- ASSIGNMENT:
Every entry that follows should be output exactly, and every image in it left out.

# # # # # # #

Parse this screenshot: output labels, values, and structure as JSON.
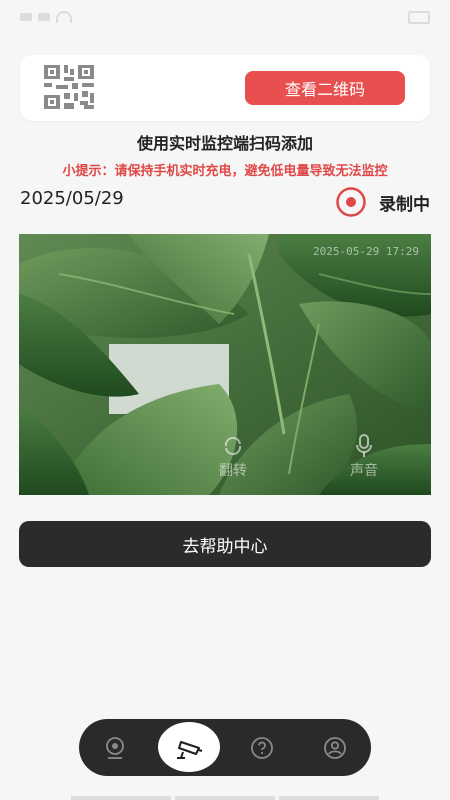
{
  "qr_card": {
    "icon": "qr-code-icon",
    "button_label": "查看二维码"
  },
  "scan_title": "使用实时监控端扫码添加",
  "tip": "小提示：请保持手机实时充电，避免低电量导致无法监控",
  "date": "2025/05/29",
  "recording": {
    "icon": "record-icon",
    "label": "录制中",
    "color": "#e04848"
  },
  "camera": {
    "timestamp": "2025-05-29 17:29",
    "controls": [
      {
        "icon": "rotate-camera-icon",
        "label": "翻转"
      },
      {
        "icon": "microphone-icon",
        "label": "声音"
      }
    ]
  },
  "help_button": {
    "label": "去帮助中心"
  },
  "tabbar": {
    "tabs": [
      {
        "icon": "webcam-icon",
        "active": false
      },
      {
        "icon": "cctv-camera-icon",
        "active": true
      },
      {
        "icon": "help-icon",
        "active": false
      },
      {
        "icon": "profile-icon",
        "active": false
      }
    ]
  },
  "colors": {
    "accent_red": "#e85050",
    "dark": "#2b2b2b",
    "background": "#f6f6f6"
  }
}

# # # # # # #

- WRITTEN SOLUTION:
Parse this screenshot: output labels, values, and structure as JSON.
{
  "qr_card": {
    "icon": "qr-code-icon",
    "button_label": "查看二维码"
  },
  "scan_title": "使用实时监控端扫码添加",
  "tip": "小提示：请保持手机实时充电，避免低电量导致无法监控",
  "date": "2025/05/29",
  "recording": {
    "icon": "record-icon",
    "label": "录制中",
    "color": "#e04848"
  },
  "camera": {
    "timestamp": "2025-05-29 17:29",
    "controls": [
      {
        "icon": "rotate-camera-icon",
        "label": "翻转"
      },
      {
        "icon": "microphone-icon",
        "label": "声音"
      }
    ]
  },
  "help_button": {
    "label": "去帮助中心"
  },
  "tabbar": {
    "tabs": [
      {
        "icon": "webcam-icon",
        "active": false
      },
      {
        "icon": "cctv-camera-icon",
        "active": true
      },
      {
        "icon": "help-icon",
        "active": false
      },
      {
        "icon": "profile-icon",
        "active": false
      }
    ]
  },
  "colors": {
    "accent_red": "#e85050",
    "dark": "#2b2b2b",
    "background": "#f6f6f6"
  }
}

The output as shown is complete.